Many people are surprised to learn that the white shark frequents the east coast of Canada, and even the St. Lawrence Gulf and Estuary. In fact, the white shark is observed more frequently in Atlantic Canada than in British Columbia.
The white shark is undoubtedly the best known and most feared shark in the world. And although its man-eater reputation is exaggerated, due in large part to sensationalistic movies and media reports, it is nonetheless a dangerous species that occasionally attacks people.

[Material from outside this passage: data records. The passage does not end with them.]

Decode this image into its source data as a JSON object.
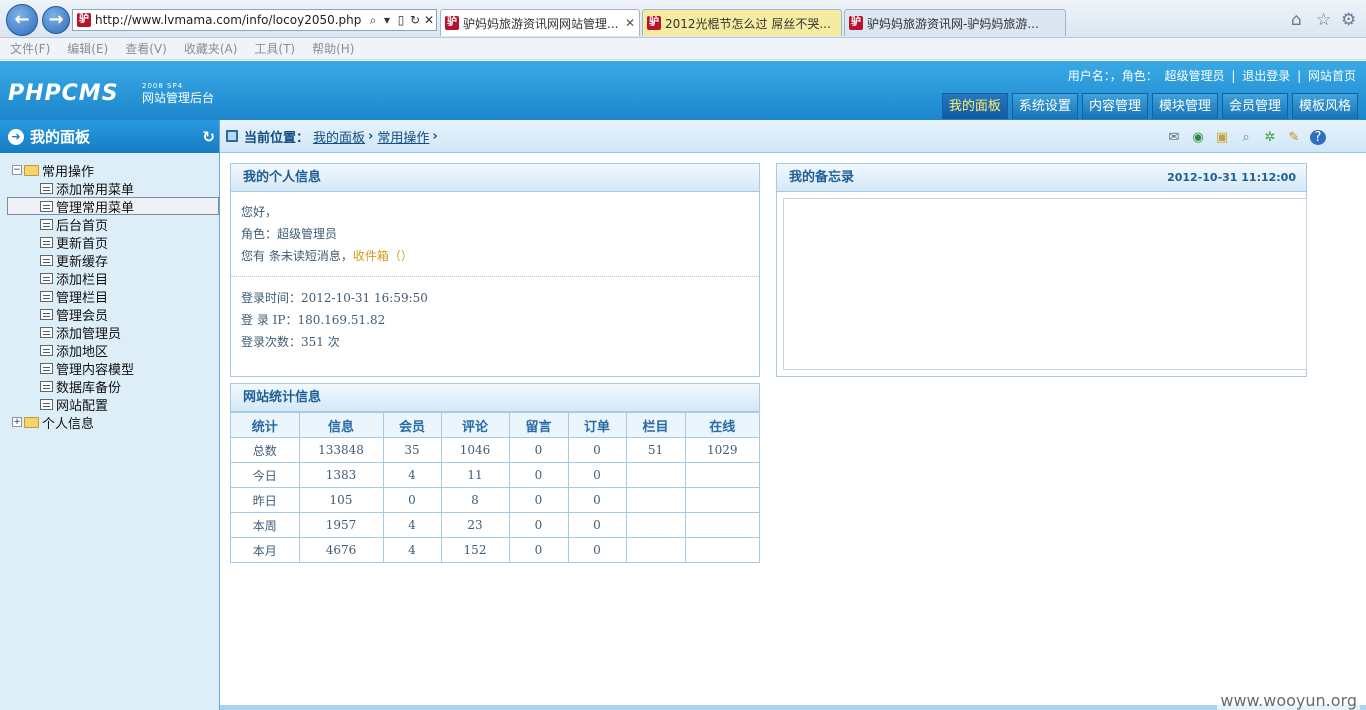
{
  "browser": {
    "url": "http://www.lvmama.com/info/locoy2050.php",
    "tabs": [
      {
        "title": "驴妈妈旅游资讯网网站管理..."
      },
      {
        "title": "2012光棍节怎么过 屌丝不哭..."
      },
      {
        "title": "驴妈妈旅游资讯网-驴妈妈旅游..."
      }
    ],
    "menu": [
      "文件(F)",
      "编辑(E)",
      "查看(V)",
      "收藏夹(A)",
      "工具(T)",
      "帮助(H)"
    ]
  },
  "header": {
    "logo": "PHPCMS",
    "logo_sub": "2008 SP4",
    "logo_tag": "网站管理后台",
    "user_label": "用户名：，角色：",
    "role": "超级管理员",
    "logout": "退出登录",
    "home": "网站首页",
    "nav": [
      "我的面板",
      "系统设置",
      "内容管理",
      "模块管理",
      "会员管理",
      "模板风格"
    ]
  },
  "sidebar": {
    "title": "我的面板",
    "groups": [
      {
        "label": "常用操作",
        "items": [
          "添加常用菜单",
          "管理常用菜单",
          "后台首页",
          "更新首页",
          "更新缓存",
          "添加栏目",
          "管理栏目",
          "管理会员",
          "添加管理员",
          "添加地区",
          "管理内容模型",
          "数据库备份",
          "网站配置"
        ]
      },
      {
        "label": "个人信息"
      }
    ]
  },
  "breadcrumb": {
    "prefix": "当前位置：",
    "items": [
      "我的面板",
      "常用操作"
    ]
  },
  "info_panel": {
    "title": "我的个人信息",
    "greeting": "您好，",
    "role_line": "角色：超级管理员",
    "msg_prefix": "您有 条未读短消息，",
    "inbox": "收件箱（）",
    "login_time": "登录时间：2012-10-31 16:59:50",
    "login_ip": "登 录 IP：180.169.51.82",
    "login_count": "登录次数：351 次"
  },
  "memo_panel": {
    "title": "我的备忘录",
    "datetime": "2012-10-31  11:12:00"
  },
  "stats": {
    "title": "网站统计信息",
    "headers": [
      "统计",
      "信息",
      "会员",
      "评论",
      "留言",
      "订单",
      "栏目",
      "在线"
    ],
    "rows": [
      [
        "总数",
        "133848",
        "35",
        "1046",
        "0",
        "0",
        "51",
        "1029"
      ],
      [
        "今日",
        "1383",
        "4",
        "11",
        "0",
        "0",
        "",
        ""
      ],
      [
        "昨日",
        "105",
        "0",
        "8",
        "0",
        "0",
        "",
        ""
      ],
      [
        "本周",
        "1957",
        "4",
        "23",
        "0",
        "0",
        "",
        ""
      ],
      [
        "本月",
        "4676",
        "4",
        "152",
        "0",
        "0",
        "",
        ""
      ]
    ]
  },
  "watermark": "www.wooyun.org"
}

In the North Atlantic, the white shark is seasonally present in all of the Maritime provinces, Newfoundland and Labrador, and Québec. Until recently, the majority of sightings and by-catch occurred in the Bay of Fundy. Rare captures and visual encounters were also reported off Nova Scotia and throughout the entire Gulf of St. Lawrence. A white shark was even brought ashore as far inland as Rivière-Portneuf, which is well into the St. Lawrence Estuary and the province of Québec. Over the last decade, documented reports have increased dramatically throughout Atlantic Canada and Québec, where the white shark appears to be gradually re-establishing its former hunting grounds. However, in spite of this apparent increase in population size, the white shark is still considered an endangered species as its numbers remain relatively low, and because its survival is still threatened by human activity.

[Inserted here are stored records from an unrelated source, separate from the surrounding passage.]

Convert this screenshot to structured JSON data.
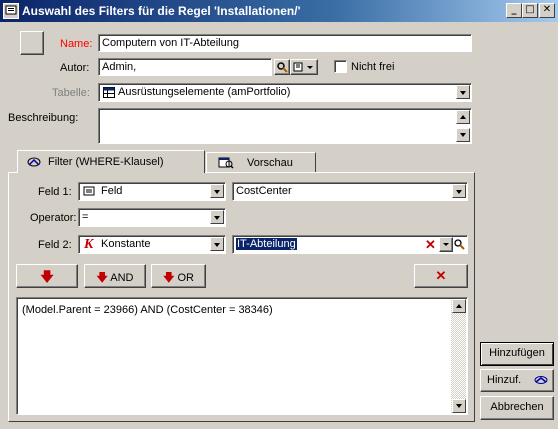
{
  "window": {
    "title": "Auswahl des Filters für die Regel 'Installationen/'",
    "minimize": "_",
    "maximize": "□",
    "close": "✕"
  },
  "form": {
    "name_label": "Name:",
    "name_value": "Computern von IT-Abteilung",
    "author_label": "Autor:",
    "author_value": "Admin,",
    "not_free_label": "Nicht frei",
    "table_label": "Tabelle:",
    "table_value": "Ausrüstungselemente (amPortfolio)",
    "description_label": "Beschreibung:",
    "description_value": ""
  },
  "tabs": [
    {
      "label": "Filter (WHERE-Klausel)",
      "active": true
    },
    {
      "label": "Vorschau",
      "active": false
    }
  ],
  "filter": {
    "field1_label": "Feld 1:",
    "field1_type": "Feld",
    "field1_value": "CostCenter",
    "operator_label": "Operator:",
    "operator_value": "=",
    "field2_label": "Feld 2:",
    "field2_type": "Konstante",
    "field2_value": "IT-Abteilung",
    "and_label": "AND",
    "or_label": "OR",
    "clause": "(Model.Parent = 23966) AND (CostCenter = 38346)"
  },
  "buttons": {
    "add": "Hinzufügen",
    "add_plus": "Hinzuf.",
    "cancel": "Abbrechen"
  },
  "colors": {
    "titlebar_start": "#0a246a",
    "titlebar_end": "#a6caf0",
    "name_label": "#ff0000",
    "selection": "#0a246a",
    "arrow_red": "#c00000"
  }
}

Surprising as this may be to some, the white shark is not a new visitor to any of these parts, nor is its long-established¹ presence in the St. Lawrence a direct result of climate change. Instead, the recent increase in sightings throughout the northwestern Atlantic more likely results from the protected status of both the white shark and its prey—seals—as well as the ubiquity of smartphones and social networks. We expect this trend to continue for as long as the white shark remains a protected species and humans take to sea.

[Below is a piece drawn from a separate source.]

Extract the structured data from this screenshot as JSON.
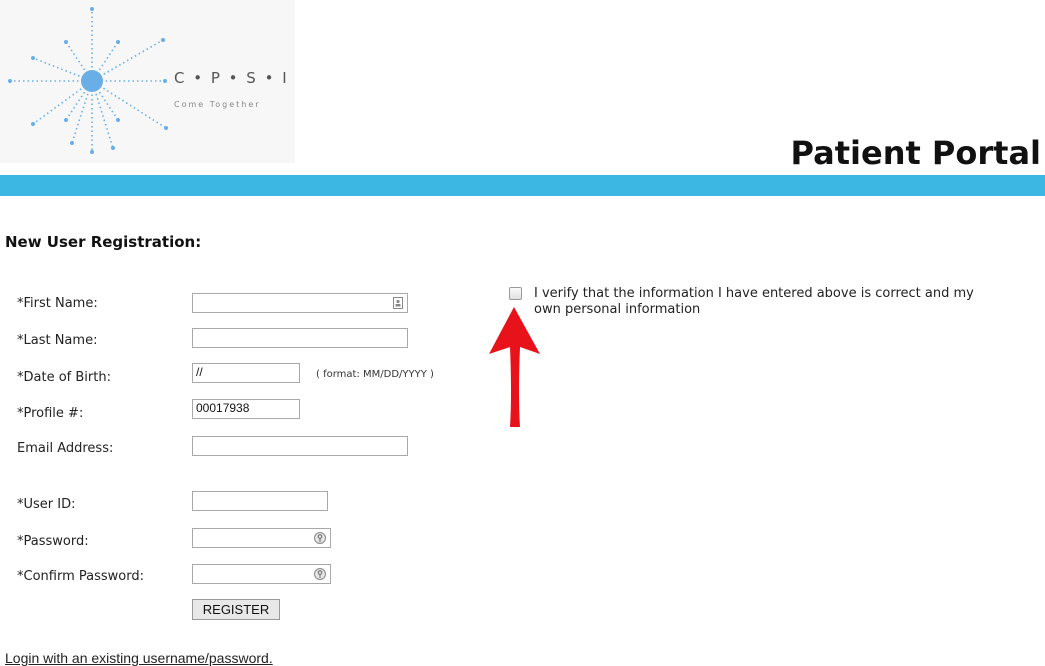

¹ Vladykov, V. D., and R. A. McAlister. 1961. Preliminary list of marine fishes of Quebec. Le naturaliste canadien, 88(3): 17-113.